# [Description of the task]
Please give the records below back in full, exactly as shown.

Provided data section start

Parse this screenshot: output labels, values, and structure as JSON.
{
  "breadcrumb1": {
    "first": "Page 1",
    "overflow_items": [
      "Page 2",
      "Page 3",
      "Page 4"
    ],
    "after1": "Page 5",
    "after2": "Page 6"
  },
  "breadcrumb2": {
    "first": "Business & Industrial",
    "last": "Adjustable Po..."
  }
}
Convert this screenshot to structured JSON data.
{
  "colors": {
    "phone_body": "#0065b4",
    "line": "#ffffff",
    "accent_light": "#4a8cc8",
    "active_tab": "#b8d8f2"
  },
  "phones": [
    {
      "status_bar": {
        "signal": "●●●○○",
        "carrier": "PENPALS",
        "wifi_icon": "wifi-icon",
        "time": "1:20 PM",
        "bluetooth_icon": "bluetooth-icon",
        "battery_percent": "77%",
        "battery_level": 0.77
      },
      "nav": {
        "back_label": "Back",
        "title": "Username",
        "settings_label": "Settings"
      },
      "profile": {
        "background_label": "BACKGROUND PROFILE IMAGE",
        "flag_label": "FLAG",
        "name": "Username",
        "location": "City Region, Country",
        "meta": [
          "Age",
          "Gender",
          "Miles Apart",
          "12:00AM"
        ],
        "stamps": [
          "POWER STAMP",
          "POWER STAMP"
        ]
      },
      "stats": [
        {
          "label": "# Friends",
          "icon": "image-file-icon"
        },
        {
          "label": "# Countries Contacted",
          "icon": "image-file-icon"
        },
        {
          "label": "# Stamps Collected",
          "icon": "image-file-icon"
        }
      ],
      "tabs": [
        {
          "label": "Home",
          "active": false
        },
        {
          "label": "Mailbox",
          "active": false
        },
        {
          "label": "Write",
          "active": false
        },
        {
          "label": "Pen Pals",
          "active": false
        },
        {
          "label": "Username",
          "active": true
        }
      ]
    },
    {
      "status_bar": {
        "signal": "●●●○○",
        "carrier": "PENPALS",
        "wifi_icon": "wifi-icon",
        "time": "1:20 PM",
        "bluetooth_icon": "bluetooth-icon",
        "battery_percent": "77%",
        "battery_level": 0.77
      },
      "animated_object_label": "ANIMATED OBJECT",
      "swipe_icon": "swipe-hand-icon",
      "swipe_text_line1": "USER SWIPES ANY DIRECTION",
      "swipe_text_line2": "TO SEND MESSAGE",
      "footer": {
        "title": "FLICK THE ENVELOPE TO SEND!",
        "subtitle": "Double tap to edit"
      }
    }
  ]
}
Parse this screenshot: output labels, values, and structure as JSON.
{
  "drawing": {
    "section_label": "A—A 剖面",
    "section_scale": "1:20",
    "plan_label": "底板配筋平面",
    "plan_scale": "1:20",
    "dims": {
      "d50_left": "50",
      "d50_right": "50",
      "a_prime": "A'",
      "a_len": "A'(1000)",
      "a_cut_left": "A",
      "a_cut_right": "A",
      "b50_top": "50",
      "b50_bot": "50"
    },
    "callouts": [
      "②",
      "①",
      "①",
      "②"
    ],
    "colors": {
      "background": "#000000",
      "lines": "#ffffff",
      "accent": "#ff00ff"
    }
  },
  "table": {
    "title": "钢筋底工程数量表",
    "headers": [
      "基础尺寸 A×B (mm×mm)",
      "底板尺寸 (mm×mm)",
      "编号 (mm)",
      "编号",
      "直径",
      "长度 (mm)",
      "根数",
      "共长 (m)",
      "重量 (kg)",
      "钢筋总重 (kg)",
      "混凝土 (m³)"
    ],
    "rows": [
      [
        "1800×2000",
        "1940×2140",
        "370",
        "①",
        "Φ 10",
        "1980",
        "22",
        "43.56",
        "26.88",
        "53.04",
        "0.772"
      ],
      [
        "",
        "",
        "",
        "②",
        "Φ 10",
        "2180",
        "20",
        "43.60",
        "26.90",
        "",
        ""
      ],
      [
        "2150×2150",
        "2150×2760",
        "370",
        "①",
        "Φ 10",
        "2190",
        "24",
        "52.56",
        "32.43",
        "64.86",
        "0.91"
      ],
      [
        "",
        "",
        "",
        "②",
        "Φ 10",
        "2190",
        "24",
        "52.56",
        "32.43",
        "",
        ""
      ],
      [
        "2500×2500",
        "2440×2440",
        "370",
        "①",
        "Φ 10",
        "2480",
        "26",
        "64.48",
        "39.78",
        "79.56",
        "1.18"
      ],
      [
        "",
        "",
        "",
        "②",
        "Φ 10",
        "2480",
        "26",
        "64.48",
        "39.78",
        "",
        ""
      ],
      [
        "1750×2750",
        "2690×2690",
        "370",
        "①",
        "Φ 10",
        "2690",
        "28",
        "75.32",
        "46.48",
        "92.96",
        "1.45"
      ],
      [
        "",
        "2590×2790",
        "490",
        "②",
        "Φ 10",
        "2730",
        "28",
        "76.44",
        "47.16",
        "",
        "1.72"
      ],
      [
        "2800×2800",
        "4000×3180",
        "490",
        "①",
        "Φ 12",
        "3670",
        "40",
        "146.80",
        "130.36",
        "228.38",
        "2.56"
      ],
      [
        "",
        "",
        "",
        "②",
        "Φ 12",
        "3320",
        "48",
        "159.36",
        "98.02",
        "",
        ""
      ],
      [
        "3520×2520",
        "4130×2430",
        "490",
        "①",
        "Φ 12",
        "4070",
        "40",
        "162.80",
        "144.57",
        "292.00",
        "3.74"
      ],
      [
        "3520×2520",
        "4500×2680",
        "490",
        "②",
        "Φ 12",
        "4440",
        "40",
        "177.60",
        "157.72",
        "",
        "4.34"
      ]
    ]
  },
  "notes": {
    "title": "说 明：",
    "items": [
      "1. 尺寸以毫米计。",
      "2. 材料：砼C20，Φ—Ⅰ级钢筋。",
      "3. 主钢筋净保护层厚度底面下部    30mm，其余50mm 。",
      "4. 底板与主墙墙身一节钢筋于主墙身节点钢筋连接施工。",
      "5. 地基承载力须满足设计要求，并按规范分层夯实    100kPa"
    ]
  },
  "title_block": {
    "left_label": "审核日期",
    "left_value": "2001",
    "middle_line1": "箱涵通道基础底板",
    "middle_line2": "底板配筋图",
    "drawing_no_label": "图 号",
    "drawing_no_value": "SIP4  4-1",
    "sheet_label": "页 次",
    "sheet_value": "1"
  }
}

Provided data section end

# [Response to this task]
Parse this screenshot: output labels, values, and structure as JSON.
{
  "breadcrumb1": {
    "first": "Page 1",
    "overflow_items": [
      "Page 2",
      "Page 3",
      "Page 4"
    ],
    "after1": "Page 5",
    "after2": "Page 6"
  },
  "breadcrumb2": {
    "first": "Business & Industrial",
    "last": "Adjustable Po..."
  }
}
Convert this screenshot to structured JSON data.
{
  "colors": {
    "phone_body": "#0065b4",
    "line": "#ffffff",
    "accent_light": "#4a8cc8",
    "active_tab": "#b8d8f2"
  },
  "phones": [
    {
      "status_bar": {
        "signal": "●●●○○",
        "carrier": "PENPALS",
        "wifi_icon": "wifi-icon",
        "time": "1:20 PM",
        "bluetooth_icon": "bluetooth-icon",
        "battery_percent": "77%",
        "battery_level": 0.77
      },
      "nav": {
        "back_label": "Back",
        "title": "Username",
        "settings_label": "Settings"
      },
      "profile": {
        "background_label": "BACKGROUND PROFILE IMAGE",
        "flag_label": "FLAG",
        "name": "Username",
        "location": "City Region, Country",
        "meta": [
          "Age",
          "Gender",
          "Miles Apart",
          "12:00AM"
        ],
        "stamps": [
          "POWER STAMP",
          "POWER STAMP"
        ]
      },
      "stats": [
        {
          "label": "# Friends",
          "icon": "image-file-icon"
        },
        {
          "label": "# Countries Contacted",
          "icon": "image-file-icon"
        },
        {
          "label": "# Stamps Collected",
          "icon": "image-file-icon"
        }
      ],
      "tabs": [
        {
          "label": "Home",
          "active": false
        },
        {
          "label": "Mailbox",
          "active": false
        },
        {
          "label": "Write",
          "active": false
        },
        {
          "label": "Pen Pals",
          "active": false
        },
        {
          "label": "Username",
          "active": true
        }
      ]
    },
    {
      "status_bar": {
        "signal": "●●●○○",
        "carrier": "PENPALS",
        "wifi_icon": "wifi-icon",
        "time": "1:20 PM",
        "bluetooth_icon": "bluetooth-icon",
        "battery_percent": "77%",
        "battery_level": 0.77
      },
      "animated_object_label": "ANIMATED OBJECT",
      "swipe_icon": "swipe-hand-icon",
      "swipe_text_line1": "USER SWIPES ANY DIRECTION",
      "swipe_text_line2": "TO SEND MESSAGE",
      "footer": {
        "title": "FLICK THE ENVELOPE TO SEND!",
        "subtitle": "Double tap to edit"
      }
    }
  ]
}
Parse this screenshot: output labels, values, and structure as JSON.
{
  "drawing": {
    "section_label": "A—A 剖面",
    "section_scale": "1:20",
    "plan_label": "底板配筋平面",
    "plan_scale": "1:20",
    "dims": {
      "d50_left": "50",
      "d50_right": "50",
      "a_prime": "A'",
      "a_len": "A'(1000)",
      "a_cut_left": "A",
      "a_cut_right": "A",
      "b50_top": "50",
      "b50_bot": "50"
    },
    "callouts": [
      "②",
      "①",
      "①",
      "②"
    ],
    "colors": {
      "background": "#000000",
      "lines": "#ffffff",
      "accent": "#ff00ff"
    }
  },
  "table": {
    "title": "钢筋底工程数量表",
    "headers": [
      "基础尺寸 A×B (mm×mm)",
      "底板尺寸 (mm×mm)",
      "编号 (mm)",
      "编号",
      "直径",
      "长度 (mm)",
      "根数",
      "共长 (m)",
      "重量 (kg)",
      "钢筋总重 (kg)",
      "混凝土 (m³)"
    ],
    "rows": [
      [
        "1800×2000",
        "1940×2140",
        "370",
        "①",
        "Φ 10",
        "1980",
        "22",
        "43.56",
        "26.88",
        "53.04",
        "0.772"
      ],
      [
        "",
        "",
        "",
        "②",
        "Φ 10",
        "2180",
        "20",
        "43.60",
        "26.90",
        "",
        ""
      ],
      [
        "2150×2150",
        "2150×2760",
        "370",
        "①",
        "Φ 10",
        "2190",
        "24",
        "52.56",
        "32.43",
        "64.86",
        "0.91"
      ],
      [
        "",
        "",
        "",
        "②",
        "Φ 10",
        "2190",
        "24",
        "52.56",
        "32.43",
        "",
        ""
      ],
      [
        "2500×2500",
        "2440×2440",
        "370",
        "①",
        "Φ 10",
        "2480",
        "26",
        "64.48",
        "39.78",
        "79.56",
        "1.18"
      ],
      [
        "",
        "",
        "",
        "②",
        "Φ 10",
        "2480",
        "26",
        "64.48",
        "39.78",
        "",
        ""
      ],
      [
        "1750×2750",
        "2690×2690",
        "370",
        "①",
        "Φ 10",
        "2690",
        "28",
        "75.32",
        "46.48",
        "92.96",
        "1.45"
      ],
      [
        "",
        "2590×2790",
        "490",
        "②",
        "Φ 10",
        "2730",
        "28",
        "76.44",
        "47.16",
        "",
        "1.72"
      ],
      [
        "2800×2800",
        "4000×3180",
        "490",
        "①",
        "Φ 12",
        "3670",
        "40",
        "146.80",
        "130.36",
        "228.38",
        "2.56"
      ],
      [
        "",
        "",
        "",
        "②",
        "Φ 12",
        "3320",
        "48",
        "159.36",
        "98.02",
        "",
        ""
      ],
      [
        "3520×2520",
        "4130×2430",
        "490",
        "①",
        "Φ 12",
        "4070",
        "40",
        "162.80",
        "144.57",
        "292.00",
        "3.74"
      ],
      [
        "3520×2520",
        "4500×2680",
        "490",
        "②",
        "Φ 12",
        "4440",
        "40",
        "177.60",
        "157.72",
        "",
        "4.34"
      ]
    ]
  },
  "notes": {
    "title": "说 明：",
    "items": [
      "1. 尺寸以毫米计。",
      "2. 材料：砼C20，Φ—Ⅰ级钢筋。",
      "3. 主钢筋净保护层厚度底面下部    30mm，其余50mm 。",
      "4. 底板与主墙墙身一节钢筋于主墙身节点钢筋连接施工。",
      "5. 地基承载力须满足设计要求，并按规范分层夯实    100kPa"
    ]
  },
  "title_block": {
    "left_label": "审核日期",
    "left_value": "2001",
    "middle_line1": "箱涵通道基础底板",
    "middle_line2": "底板配筋图",
    "drawing_no_label": "图 号",
    "drawing_no_value": "SIP4  4-1",
    "sheet_label": "页 次",
    "sheet_value": "1"
  }
}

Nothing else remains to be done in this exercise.